"You are what you is." FZ
I run two brewpubs and have noticed a slight off-flavor creeping into all of the older facility's beers. The taste became more noticable after the beer had been in the tanks for a while. At first I thought it might be trans-2 nonenal, so I redoubled my efforts to purge serving tanks properly. Didn't work. I use chlorinated NaOH, rinse, acid, rinse, followed by iodophor for my barrier tube python lines. Don't know how to describe the taste: a bit like cardboard or maybe medicinal. It's fairly faint and I've no complaints yet, but am very grateful for coming across this thread. I will immediately change my line cleaning regime. So for the record, is it the chlorine in the caustic that is responsible for the taste? I like the way it powers through the yeast left behind in the lines. Will a non-chlorinated NaOH product be better suited? I also know after a long day of tank cleaning, when I come out of the shower I can still smell chlorine on my hands. Makes sense now. Thanks!

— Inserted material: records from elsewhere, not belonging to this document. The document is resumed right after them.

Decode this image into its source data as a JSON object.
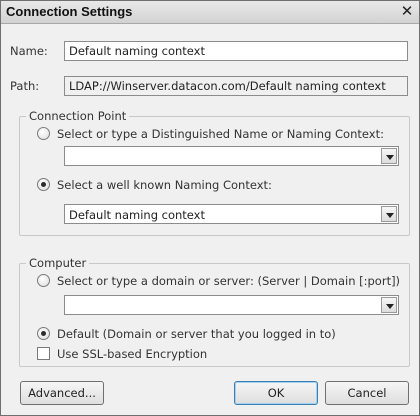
{
  "window": {
    "title": "Connection Settings",
    "close_glyph": "✕"
  },
  "name_field": {
    "label": "Name:",
    "value": "Default naming context"
  },
  "path_field": {
    "label": "Path:",
    "value": "LDAP://Winserver.datacon.com/Default naming context"
  },
  "connection_point": {
    "legend": "Connection Point",
    "option_dn_label": "Select or type a Distinguished Name or Naming Context:",
    "option_dn_selected": false,
    "dn_combo_value": "",
    "option_known_label": "Select a well known Naming Context:",
    "option_known_selected": true,
    "known_combo_value": "Default naming context"
  },
  "computer": {
    "legend": "Computer",
    "option_server_label": "Select or type a domain or server: (Server | Domain [:port])",
    "option_server_selected": false,
    "server_combo_value": "",
    "option_default_label": "Default (Domain or server that you logged in to)",
    "option_default_selected": true,
    "ssl_label": "Use SSL-based Encryption",
    "ssl_checked": false
  },
  "buttons": {
    "advanced": "Advanced...",
    "ok": "OK",
    "cancel": "Cancel"
  }
}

I would quit using iodophor for a sanitizer, that stuff smells and tastes rotten. It also stains tubing, so even though you have barrier tubing I would use something else. A low foaming acid based sanitizer is what I use with success. Also if you have any crud left in your lines after a cleaning it may absorb whatever chemicals you are using and cause your off flavors. I had a problem a while back where I switched sanitizers and when I would flush with beer I would get clear beer and then 15 minutes later the bar was pouring cloudy beer, and I would have to purge again. I switched back to the original sanitizer and the problem dissapeared. I figure it was a rinsability thing as well as the left over film in the lines absorbing the sani. I could go on and on about the problems I have faced with my old lines, thankfully they are getting replaced this month. All I can say is that once the lines have been neglected for an extended period you should replace them if you can.
"You are what you is." FZ

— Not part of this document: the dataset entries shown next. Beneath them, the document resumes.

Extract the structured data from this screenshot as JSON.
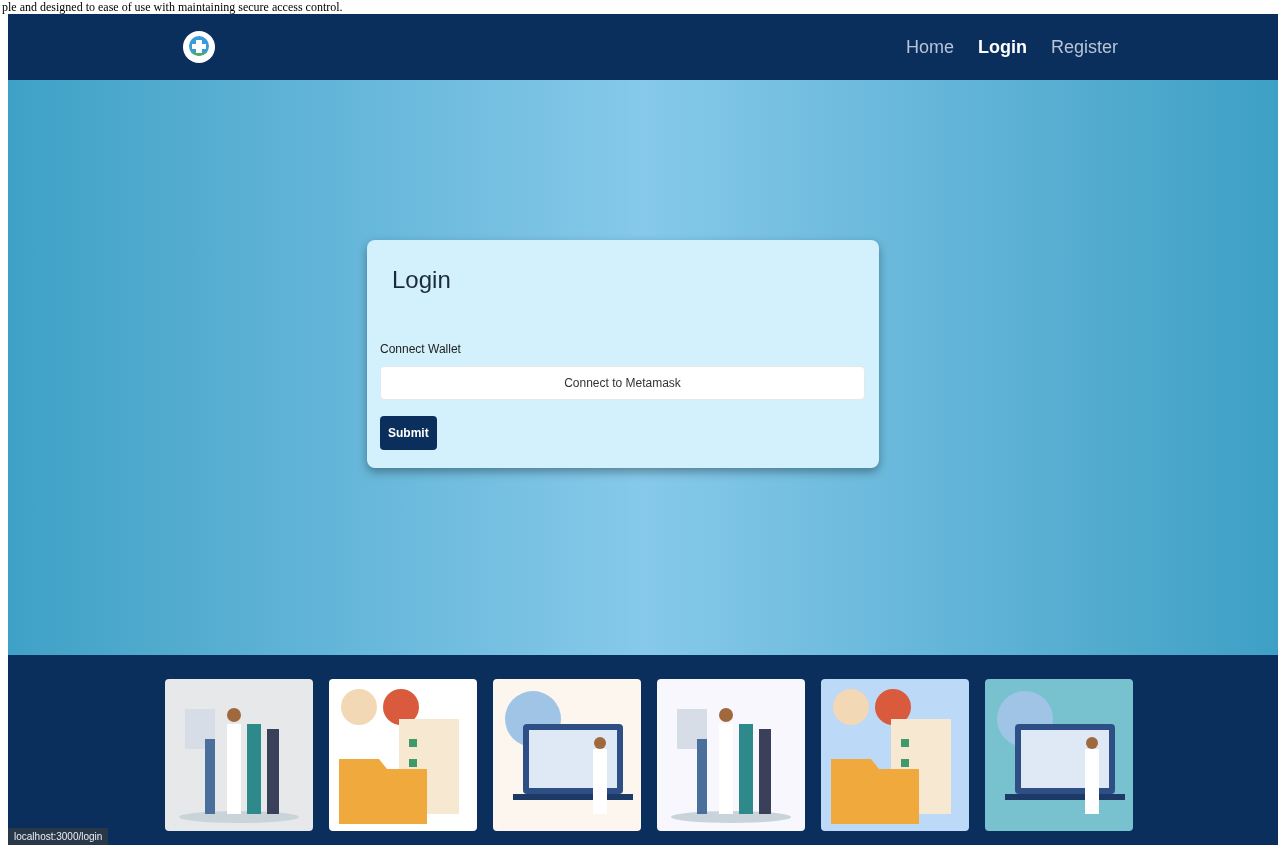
{
  "caption": "ple and designed to ease of use with maintaining secure access control.",
  "nav": {
    "items": [
      {
        "label": "Home",
        "selected": false
      },
      {
        "label": "Login",
        "selected": true
      },
      {
        "label": "Register",
        "selected": false
      }
    ]
  },
  "login": {
    "title": "Login",
    "field_label": "Connect Wallet",
    "connect_button": "Connect to Metamask",
    "submit_button": "Submit"
  },
  "status_bar": "localhost:3000/login"
}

We use 5-star chemicals to clean out lines and tanks but have always (for 2 years) had a tank and line dedicated to our Raspberry, and more recently our Peach Lambic. Is it safe to clean and use the lines for non-fruit beer, ie O'fest or an Amber?

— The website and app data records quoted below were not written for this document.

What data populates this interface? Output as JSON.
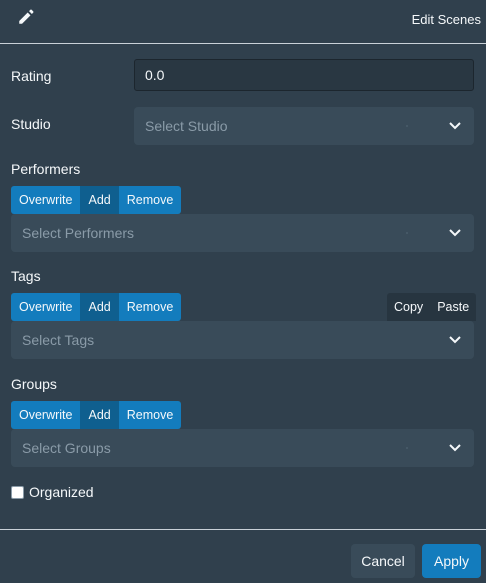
{
  "header": {
    "title": "Edit Scenes",
    "icon": "pencil-icon"
  },
  "rating": {
    "label": "Rating",
    "value": "0.0"
  },
  "studio": {
    "label": "Studio",
    "placeholder": "Select Studio"
  },
  "performers": {
    "label": "Performers",
    "modes": [
      "Overwrite",
      "Add",
      "Remove"
    ],
    "selected_mode": "Add",
    "placeholder": "Select Performers"
  },
  "tags": {
    "label": "Tags",
    "modes": [
      "Overwrite",
      "Add",
      "Remove"
    ],
    "selected_mode": "Add",
    "placeholder": "Select Tags",
    "copy_label": "Copy",
    "paste_label": "Paste"
  },
  "groups": {
    "label": "Groups",
    "modes": [
      "Overwrite",
      "Add",
      "Remove"
    ],
    "selected_mode": "Add",
    "placeholder": "Select Groups"
  },
  "organized": {
    "label": "Organized",
    "checked": false
  },
  "footer": {
    "cancel_label": "Cancel",
    "apply_label": "Apply"
  },
  "colors": {
    "background": "#30404d",
    "primary": "#137cbd",
    "input": "#394b59"
  }
}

One issue with lines that gets overlooked is that serving lines do have a lifespan and should be replaced. The frequency of how often they need to be replaced is dependent on who you ask.
For serving lines I feel they should be cleaned once every two weeks. I like BLC with a quartly cycle of acid to remove mineral deposits.
For the cleaning of tanks (we clean them all the same way) we do the following:
Loeffler Lerapur 283 (Sodium Hydroxide) 2 oz. per gallon @ 160 F for 45 minutes
Loeffler Leracid TA (Phosphoric acid) 2 oz per gallon for 30 minutes
Loeffler Lerasept PAA (Peracetic acid) 5 ml per gallon for 20 minutes (no rinse concentration)
We also use Leracid KMS-10 (Nitric/Phosphoric blend also by Loeffler) to maintain the passivation layer on our tanks.
Fort Wayne, Indiana